Broken panels, holes in soffits, gaps, torn screens, and other crevices are great spots for nests. By keeping your home and yard well-maintained, you can encourage stinging insects to nest elsewhere. This also ensures that the insects don’t get inside your home. (Yikes!)
#3 Make yard work a habit.
Just as it’s a good idea to maintain your home, maintaining your yard is important for stinging insect prevention. That’s because some wasps, like yellow jackets, build their nest in ground holes—and you certainly don’t want to run over one of those with your lawnmower! To avoid this, keep up with your yard work and regularly fill in any holes left by rodents.
#4 Plant flower gardens away from your home.
Gardens attract not only bees but also wasps, hornets, etc. (As we said above, many stinging insects like sweet things like flowers—but others will also prey on the other insects in your garden.) If you garden, consider planting mostly non-flowering plants or keep flowering plants to the periphery of your yard.
How to Get Rid of Stinging Insects Safely
First, a warning: insect stings can cause pain and, in some people, severe allergic reactions, including anaphylactic shock. (Bees are a common allergy, but it’s also possible to be allergic to other stinging insects.) Before attempting to remove stinging insects—and especially stinging insect nests—be sure that you are not allergic to the insect’s sting.
If you follow the tips above, you may only encounter a few stinging insects (or none!) around your home. Any stray stinging insects can be dealt with in a few ways:
#1 Use wasp traps.
This remedy won’t work for infestations, of course, but it can be a good method if you need to control any stray insects that wander into your outdoor picnic. These traps can be purchased at your local home improvement store or DIY-ed with an old plastic soda bottle and sweet liquid (like soda or juice).
Note: some hardware stores sell “wasp decoys” that are supposed to keep wasps away by showing that the yard has been claimed by other wasps (as some wasps are territorial). However, take these claims with a grain of salt: they aren’t proven, and online reviews for the decoys are a mixed bag.
#2 Remove old nests.
Old nests aren’t reused (except in the case of carpenter bees), but wasps will come back to a good nesting site year after year. To prevent them from nesting in the same place twice, it’s important to remove the old nest and make the area less hospitable for them (fixing holes, screens, etc.). That said, make absolutely sure that the nest is empty before attempting to remove it. Wasp workers, for example, die off in the cold of winter, with only the queens surviving to rebuild the next year. If you attempt to remove what looks like an old nest during the warmer seasons, proceed with extreme caution.
#3 Call an exterminator for active nests.

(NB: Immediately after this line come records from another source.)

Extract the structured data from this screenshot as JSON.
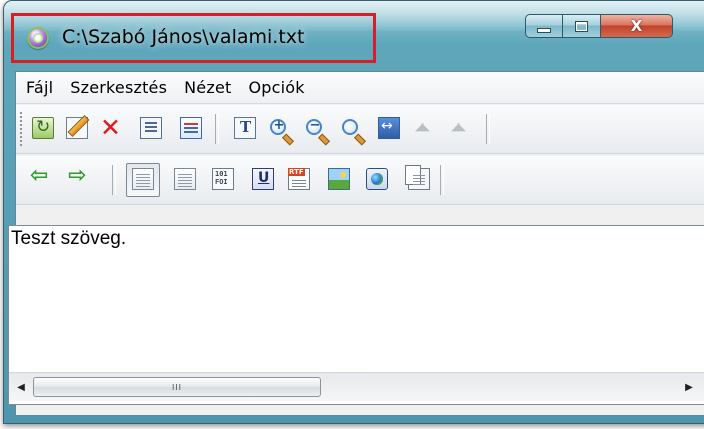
{
  "window": {
    "title": "C:\\Szabó János\\valami.txt",
    "close_glyph": "X",
    "highlight_color": "#d81f26"
  },
  "menu": [
    "Fájl",
    "Szerkesztés",
    "Nézet",
    "Opciók"
  ],
  "toolbar1_icons": [
    "refresh-icon",
    "edit-icon",
    "delete-icon",
    "properties-icon",
    "list-icon",
    "font-icon",
    "zoom-in-icon",
    "zoom-out-icon",
    "zoom-icon",
    "fit-width-icon",
    "mirror-left-icon",
    "mirror-right-icon"
  ],
  "toolbar2_icons": [
    "back-arrow-icon",
    "forward-arrow-icon",
    "text-view-icon",
    "document-view-icon",
    "binary-view-icon",
    "unicode-view-icon",
    "rtf-view-icon",
    "image-view-icon",
    "web-view-icon",
    "multipage-icon"
  ],
  "editor": {
    "content": "Teszt szöveg."
  },
  "scrollbar": {
    "thumb_grip": "III",
    "left_arrow": "◀",
    "right_arrow": "▶"
  }
}
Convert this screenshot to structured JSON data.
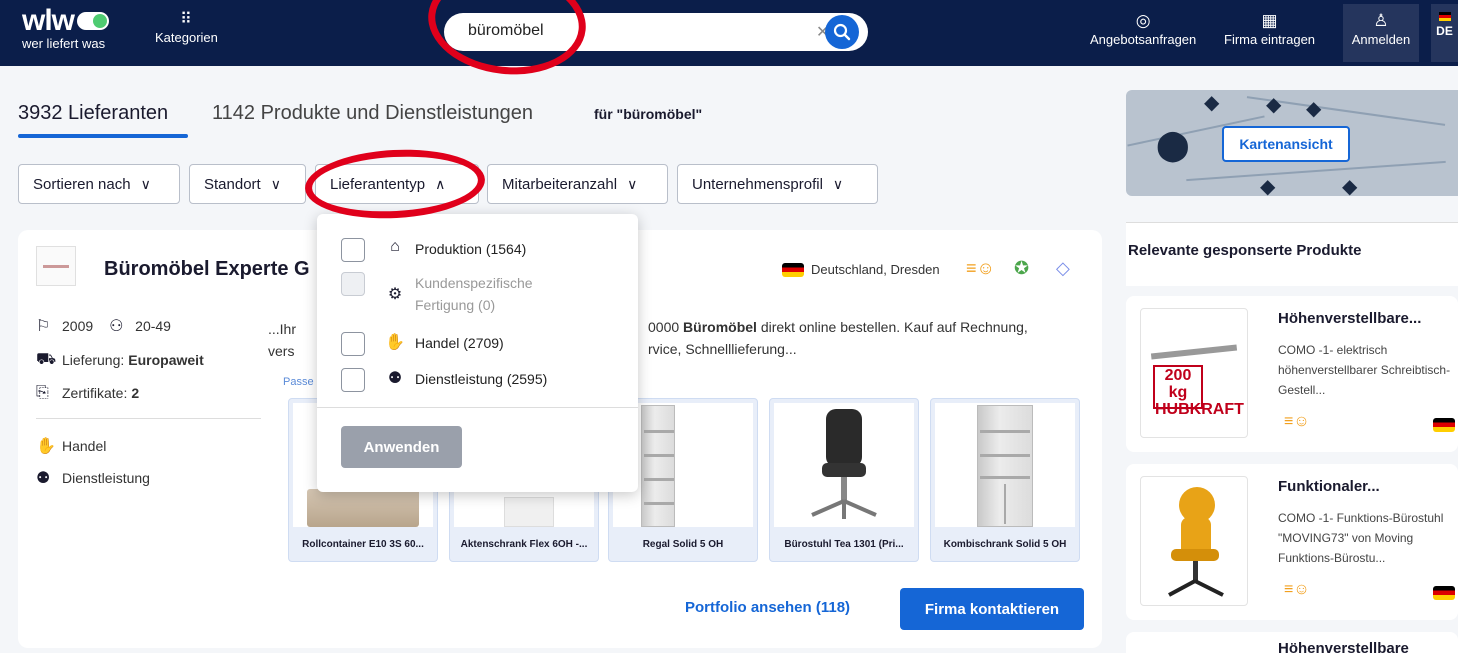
{
  "header": {
    "logo_word": "wlw",
    "logo_sub": "wer liefert was",
    "categories_label": "Kategorien",
    "search_value": "büromöbel",
    "nav": [
      {
        "label": "Angebotsanfragen",
        "icon": "target-icon"
      },
      {
        "label": "Firma eintragen",
        "icon": "building-icon"
      },
      {
        "label": "Anmelden",
        "icon": "user-icon"
      }
    ],
    "language": "DE"
  },
  "tabs": {
    "suppliers": "3932 Lieferanten",
    "products": "1142 Produkte und Dienstleistungen",
    "query": "für \"büromöbel\""
  },
  "filters": [
    {
      "label": "Sortieren nach"
    },
    {
      "label": "Standort"
    },
    {
      "label": "Lieferantentyp"
    },
    {
      "label": "Mitarbeiteranzahl"
    },
    {
      "label": "Unternehmensprofil"
    }
  ],
  "dropdown": {
    "options": [
      {
        "label": "Produktion (1564)",
        "icon": "factory-icon",
        "disabled": false
      },
      {
        "label": "Kundenspezifische Fertigung (0)",
        "icon": "custom-manufacturing-icon",
        "disabled": true
      },
      {
        "label": "Handel (2709)",
        "icon": "handshake-icon",
        "disabled": false
      },
      {
        "label": "Dienstleistung (2595)",
        "icon": "people-icon",
        "disabled": false
      }
    ],
    "apply_label": "Anwenden"
  },
  "card": {
    "name": "Büromöbel Experte G",
    "location": "Deutschland, Dresden",
    "founded": "2009",
    "employees": "20-49",
    "delivery_label": "Lieferung:",
    "delivery_value": "Europaweit",
    "certificates_label": "Zertifikate:",
    "certificates_value": "2",
    "types": [
      "Handel",
      "Dienstleistung"
    ],
    "desc_line1_left": "...Ihr",
    "desc_line1_right_prefix": "0000",
    "desc_line1_right_bold": "Büromöbel",
    "desc_line1_right_suffix": "direkt online bestellen. Kauf auf Rechnung,",
    "desc_line2_left": "vers",
    "desc_line2_right": "rvice, Schnelllieferung...",
    "passend": "Passe",
    "products": [
      {
        "name": "Rollcontainer E10 3S 60..."
      },
      {
        "name": "Aktenschrank Flex 6OH -..."
      },
      {
        "name": "Regal Solid 5 OH"
      },
      {
        "name": "Bürostuhl Tea 1301 (Pri..."
      },
      {
        "name": "Kombischrank Solid 5 OH"
      }
    ],
    "portfolio_label": "Portfolio ansehen (118)",
    "contact_label": "Firma kontaktieren"
  },
  "sidebar": {
    "map_button": "Kartenansicht",
    "sponsored_title": "Relevante gesponserte Produkte",
    "sponsored": [
      {
        "title": "Höhenverstellbare...",
        "desc": "COMO -1- elektrisch höhenverstellbarer Schreibtisch-Gestell...",
        "image_text": "200 kg HUBKRAFT"
      },
      {
        "title": "Funktionaler...",
        "desc": "COMO -1- Funktions-Bürostuhl \"MOVING73\" von Moving Funktions-Bürostu..."
      },
      {
        "title": "Höhenverstellbare"
      }
    ]
  },
  "colors": {
    "header_bg": "#0b1e4a",
    "primary": "#1566d6",
    "annotation": "#e0001b"
  }
}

We don’t recommend that you attempt to deal with a stinging insect infestation on your own, for two reasons:
Bees are important pollinators, so their hives should be moved (instead of eliminated) when possible. We understand why you wouldn’t want bees around your home (especially if a family member is allergic); however, consider hiring a professional to move the hive: it’s good for the environment and safer for you.
Wasps are typically aggressive, and nest removal can be dangerous. Most wasps (with a few exceptions) are very protective and will become aggressive if their nest is threatened. If you attempt to remove an active nest by yourself, you risk being stung repeatedly. (Many stinging insects have “smooth stingers” that allow them to sting repeatedly until the threat—i.e. you—is eliminated.)

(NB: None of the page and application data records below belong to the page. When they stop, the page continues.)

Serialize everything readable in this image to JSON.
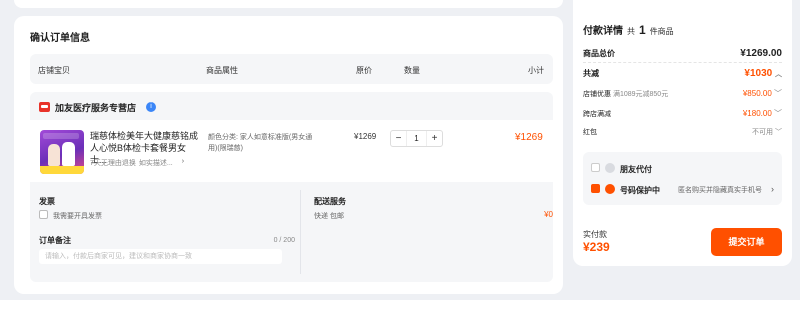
{
  "order": {
    "title": "确认订单信息",
    "headers": [
      "店铺宝贝",
      "商品属性",
      "原价",
      "数量",
      "小计"
    ],
    "shop": {
      "name": "加友医疗服务专营店",
      "badge": "i"
    },
    "item": {
      "title": "瑞慈体检美年大健康慈铭成人心悦B体检卡套餐男女士...",
      "service": "7天无理由退换",
      "service_more": "如实描述...",
      "chevron": "›",
      "attr": "颜色分类: 家人如意标准版(男女通用)(限瑞慈)",
      "price": "¥1269",
      "qty_minus": "−",
      "qty": "1",
      "qty_plus": "+",
      "subtotal": "¥1269"
    },
    "invoice": {
      "title": "发票",
      "option": "我需要开具发票"
    },
    "note": {
      "title": "订单备注",
      "count": "0 / 200",
      "placeholder": "请输入，付款后商家可见，建议和商家协商一致"
    },
    "delivery": {
      "title": "配送服务",
      "method": "快递 包邮",
      "price": "¥0"
    }
  },
  "summary": {
    "title": "付款详情",
    "count_prefix": "共",
    "count": "1",
    "count_suffix": "件商品",
    "rows": [
      {
        "label": "商品总价",
        "value": "¥1269.00"
      },
      {
        "label": "共减",
        "value": "¥1030"
      },
      {
        "label": "店铺优惠",
        "note": "满1089元减850元",
        "value": "¥850.00"
      },
      {
        "label": "跨店满减",
        "value": "¥180.00"
      },
      {
        "label": "红包",
        "value": "不可用"
      }
    ],
    "promo": {
      "friend_pay": "朋友代付",
      "privacy": "号码保护中",
      "privacy_desc": "匿名购买并隐藏真实手机号",
      "chevron": "›"
    },
    "pay_label": "实付款",
    "pay_amount": "¥239",
    "submit": "提交订单"
  },
  "colors": {
    "accent": "#ff5000",
    "badge_blue": "#3b86f7",
    "shop_red": "#e8332a"
  }
}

If you find a nest, we advise calling in the professionals. A pest control expert has the knowledge, tools, training, and protective gear necessary to safely dispose of the nest.
Call Us Today
Contact Scherzinger Pest Control, a trusted pest control company in the Greater Cincinnati and Northern Kentucky areas, including Dayton, OH, and now Columbus, OH. We’ve been pioneers, engineering new standards for ways of eliminating and controlling bugs and pests. Contact us by phone at 1-877-748-9888 or through our website, Facebook, or Twitter.